Crowd Out

In recent years, the federal government has attempted to increase access to government provided health insurance. Between 1984 and 2004, the percentage of non-elderly individual with government provided health insurance rose from 13.5% to 17.5%. Over the same time period, however, the percentage of American without health insurance also rose from 13.7% to 17.8%.

In their 1996 paper, Cutler and Gruber claim that increasing access to public health insurance plans crowds out private health insurance. It is an important policy question to understand whether expanding public health insurance is reducing the amount of uninsured individuals or simply shifting Americans from private to public insurance rolls. In Cutler and Gruber (QJE 1996), the authors estimate that a 10% increase in Medicaid coverage reduced private health insurance rates by 5%; this represents a 50% crowd out level.

Subsequent studies have argued that this 50% crowd out figure is an overestimate. Card and Shore-Sheppard (2004) use SIPP data (instead of the CPS) and found no crowd out with the 1990 OBRA Medicaid expansion. A paper a year later by Ham and Shore-Sheppard (2005) in Industrial and Labor Relations Review claims that by adding state*year interaction terms to the Cutler Gruber (1996) econometric specification changes the crowd out estimate to zero. Other studies, such as LoSasso and Buchmueller (2004) and Dubay and Keeney, have found crowd out estimates on the magnitude of the Culter/Gruber paper.

To combat these critics, Gruber and Simon have released a 2007 NBER working paper to re-estimate crowd out figures using updated data. The data used are the 1996-2002 SIPP data. Despite the panel nature of the data, Gruber and Simon have decided to treat the data as if it were simply a pooled cross-section, thus losing the ability to fully control for individual or household characteristics. Their econometric estimation technique is as follows:

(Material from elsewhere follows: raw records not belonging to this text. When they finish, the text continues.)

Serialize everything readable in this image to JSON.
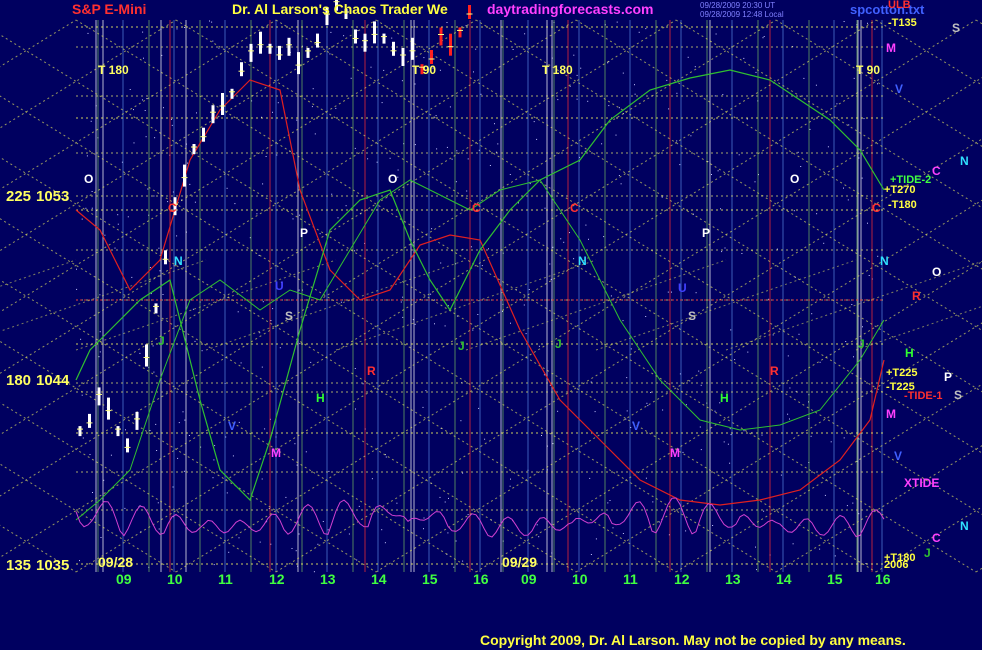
{
  "header": {
    "symbol": "S&P E-Mini",
    "title": "Dr. Al Larson's Chaos Trader We",
    "site": "daytradingforecasts.com",
    "timestamp_1": "09/28/2009 20:30 UT",
    "timestamp_2": "09/28/2009 12:48 Local",
    "file": "spcotton.txt"
  },
  "copyright": "Copyright 2009, Dr. Al Larson. May not be copied by any means.",
  "colors": {
    "background": "#000060",
    "price_bars": "#ffffff",
    "price_bars_forecast": "#ff2020",
    "tide_red": "#e02020",
    "tide_green": "#30c030",
    "xtide": "#d040d0",
    "grid_yellow": "#e8e860",
    "label_red": "#ff3030",
    "label_magenta": "#ff40ff"
  },
  "chart_data": {
    "type": "line",
    "title": "S&P E-Mini",
    "y_axis": {
      "ticks": [
        {
          "angle": "225",
          "price": "1053",
          "value": 1053
        },
        {
          "angle": "180",
          "price": "1044",
          "value": 1044
        },
        {
          "angle": "135",
          "price": "1035",
          "value": 1035
        }
      ],
      "ylim": [
        1035,
        1053
      ]
    },
    "x_axis": {
      "date_labels": [
        "09/28",
        "09/29"
      ],
      "hour_labels": [
        "09",
        "10",
        "11",
        "12",
        "13",
        "14",
        "15",
        "16",
        "09",
        "10",
        "11",
        "12",
        "13",
        "14",
        "15",
        "16"
      ]
    },
    "series": [
      {
        "name": "S&P E-Mini",
        "values": [
          1041.5,
          1042.0,
          1043.2,
          1042.6,
          1041.5,
          1040.8,
          1042.0,
          1045.2,
          1047.5,
          1050.0,
          1052.5,
          1054.0,
          1055.3,
          1056.0,
          1057.0,
          1057.5,
          1058.0,
          1059.2,
          1060.0,
          1060.5,
          1060.2,
          1060.0,
          1060.3,
          1059.5,
          1060.0,
          1060.6,
          1061.8,
          1062.6,
          1061.9,
          1060.8,
          1060.5,
          1061.0,
          1060.7,
          1060.2,
          1059.8,
          1060.2,
          1059.2,
          1059.8,
          1060.8,
          1060.4,
          1061.0,
          1062.0
        ]
      }
    ],
    "forecast_line_labels": [
      {
        "text": "ULB",
        "color": "#ff3030"
      },
      {
        "text": "-T135",
        "color": "#ffff40"
      },
      {
        "text": "+T270",
        "color": "#ffff40"
      },
      {
        "text": "-T180",
        "color": "#ffff40"
      },
      {
        "text": "+T225",
        "color": "#ffff40"
      },
      {
        "text": "-T225",
        "color": "#ffff40"
      },
      {
        "text": "-TIDE-1",
        "color": "#ff3030"
      },
      {
        "text": "+TIDE-2",
        "color": "#40ff40"
      },
      {
        "text": "XTIDE",
        "color": "#ff40ff"
      },
      {
        "text": "+T180",
        "color": "#ffff40"
      },
      {
        "text": "2006",
        "color": "#ffff40"
      }
    ],
    "grid": true,
    "legend": "right"
  },
  "timing_labels": [
    "T 180",
    "T 90",
    "T 180",
    "T 90"
  ],
  "planet_letters": {
    "right": [
      "S",
      "M",
      "V",
      "C",
      "N",
      "O",
      "R",
      "H",
      "P",
      "S",
      "M",
      "V",
      "C",
      "N",
      "J"
    ],
    "chart": [
      "O",
      "C",
      "N",
      "P",
      "S",
      "U",
      "J",
      "R",
      "H",
      "V",
      "M"
    ]
  }
}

  • INSijt = α + ELIGijt + νj + Ï?t + εijt

They authors also use an instrumental variables approach similar to the one employed in Currie and Gruber (1996). A random sample of 300 children of each age (and their families) is taken from each year of the SIPP. Eligibility rules for each state are applied to this sample for each of the 12 months of each of the years to calculate the fraction of the national sample eligible (in state j, time t) that is eligible for Medicaid. This effectively weights the rules in each state by their effects if applied nationally. Eligibility is instrumented by this ‘simulated percent eligible‘ variable. The authors also later include state*year interaction terms as well.

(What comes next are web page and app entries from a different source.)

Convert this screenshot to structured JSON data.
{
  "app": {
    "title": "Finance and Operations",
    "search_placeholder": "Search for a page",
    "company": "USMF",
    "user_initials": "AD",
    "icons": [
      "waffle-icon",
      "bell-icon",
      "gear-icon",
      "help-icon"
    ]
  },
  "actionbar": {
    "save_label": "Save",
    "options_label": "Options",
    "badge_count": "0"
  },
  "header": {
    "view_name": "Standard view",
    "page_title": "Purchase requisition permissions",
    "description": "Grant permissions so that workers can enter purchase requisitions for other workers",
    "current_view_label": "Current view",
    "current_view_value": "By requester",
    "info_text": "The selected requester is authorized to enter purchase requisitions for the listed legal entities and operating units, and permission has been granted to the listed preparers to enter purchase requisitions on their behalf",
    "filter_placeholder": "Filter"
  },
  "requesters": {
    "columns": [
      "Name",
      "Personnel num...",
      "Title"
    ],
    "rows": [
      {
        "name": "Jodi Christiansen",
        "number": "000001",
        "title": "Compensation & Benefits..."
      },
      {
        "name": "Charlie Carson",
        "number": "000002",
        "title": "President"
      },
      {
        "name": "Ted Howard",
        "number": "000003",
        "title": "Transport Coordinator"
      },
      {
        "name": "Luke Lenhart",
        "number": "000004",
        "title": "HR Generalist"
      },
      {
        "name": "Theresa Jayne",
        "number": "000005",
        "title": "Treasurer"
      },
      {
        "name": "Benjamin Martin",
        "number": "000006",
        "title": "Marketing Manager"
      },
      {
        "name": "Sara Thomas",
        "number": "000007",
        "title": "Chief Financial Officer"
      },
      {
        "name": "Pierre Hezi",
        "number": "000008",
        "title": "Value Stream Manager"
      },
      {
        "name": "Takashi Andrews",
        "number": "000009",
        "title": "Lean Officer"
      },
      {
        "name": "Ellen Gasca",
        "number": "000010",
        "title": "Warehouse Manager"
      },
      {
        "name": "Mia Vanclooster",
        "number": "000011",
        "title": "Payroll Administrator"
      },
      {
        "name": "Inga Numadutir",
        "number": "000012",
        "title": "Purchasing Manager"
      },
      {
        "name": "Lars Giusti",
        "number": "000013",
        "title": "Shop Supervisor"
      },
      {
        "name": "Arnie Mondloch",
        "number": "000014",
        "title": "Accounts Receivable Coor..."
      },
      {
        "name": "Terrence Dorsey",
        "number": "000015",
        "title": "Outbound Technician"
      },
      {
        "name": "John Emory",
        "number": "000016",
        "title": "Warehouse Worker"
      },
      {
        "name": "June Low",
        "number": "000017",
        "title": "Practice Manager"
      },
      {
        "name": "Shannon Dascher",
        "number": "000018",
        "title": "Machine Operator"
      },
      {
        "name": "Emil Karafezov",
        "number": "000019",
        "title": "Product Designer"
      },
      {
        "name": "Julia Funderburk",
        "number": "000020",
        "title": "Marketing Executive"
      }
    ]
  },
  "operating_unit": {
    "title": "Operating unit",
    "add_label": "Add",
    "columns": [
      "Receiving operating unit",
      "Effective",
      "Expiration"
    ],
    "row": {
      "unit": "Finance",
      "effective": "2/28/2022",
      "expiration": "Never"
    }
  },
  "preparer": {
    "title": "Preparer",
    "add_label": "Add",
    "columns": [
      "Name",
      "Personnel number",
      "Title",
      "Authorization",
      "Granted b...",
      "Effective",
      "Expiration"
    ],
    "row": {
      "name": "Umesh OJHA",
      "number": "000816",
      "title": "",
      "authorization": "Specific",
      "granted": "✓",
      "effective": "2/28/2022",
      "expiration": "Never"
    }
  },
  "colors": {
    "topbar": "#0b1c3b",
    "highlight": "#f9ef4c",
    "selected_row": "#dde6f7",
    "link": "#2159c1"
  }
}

Using an individual level of observation, the authors find 20% to 40% crowd out, although the authors can not rule out that these estimates are statistically different from zero. Using family level estimates, crowd out is larger 60% to 80%, and these results are more statistically significant. One problem of using the family level estimates are that families where all household members are eligible for Medicaid of SCHIP and families where none of the household members are eligible for Medicaid are composed of vastly different income levels. SCHIP health insurance is available for all children part of a household with income below 133% of the federal poverty line and some children between 133% and 350% of the federal poverty line depending on the state, whereas adult generally need to be below the poverty line to qualify for Medicaid. Also, I find it unintuitive that the paper finds more crowd-out for individuals with employer-provided health insurance compared to non-group policies. Could these individuals be switching jobs to higher paying jobs without insurance and then taking up Medicaid coverage?

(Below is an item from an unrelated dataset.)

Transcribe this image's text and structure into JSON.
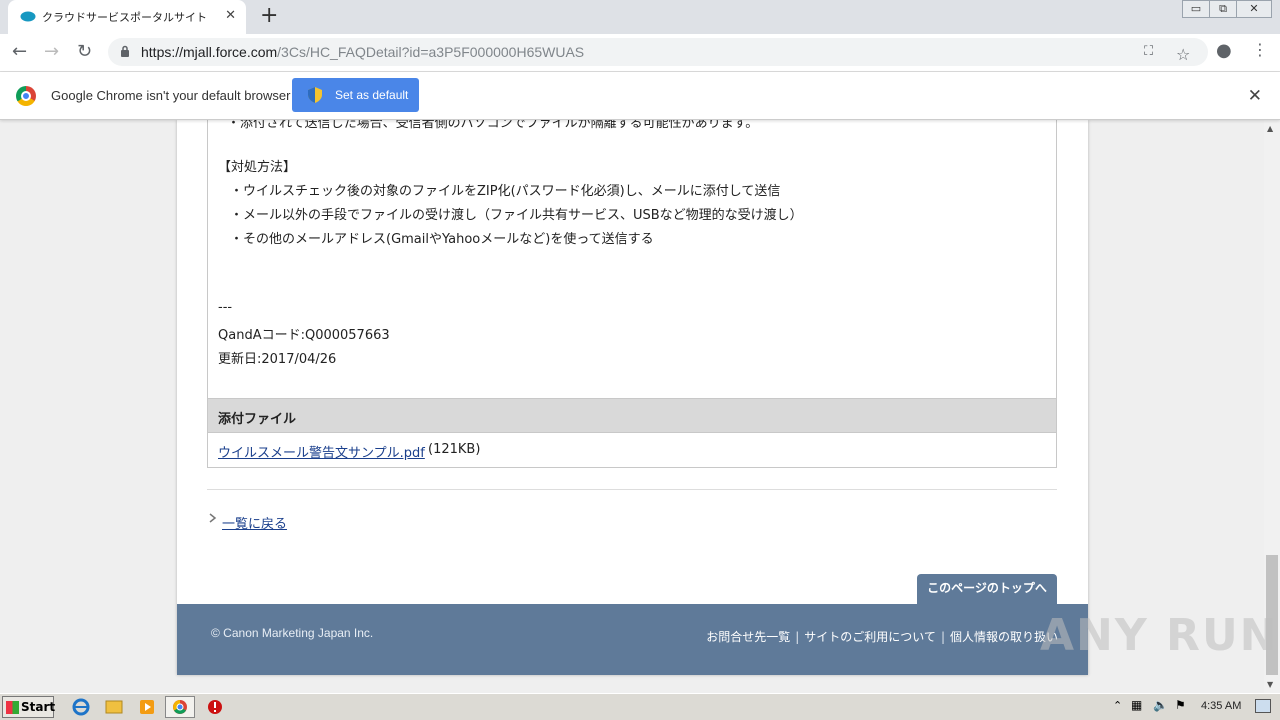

The authors also examine anti-crowd out measures such as mandatory waiting times between when private insurance is dropped and when Medicaid insurance is taken up. Gruber and Simon find that the waiting times are ineffective against preventing crowd out but these estimates are not precise.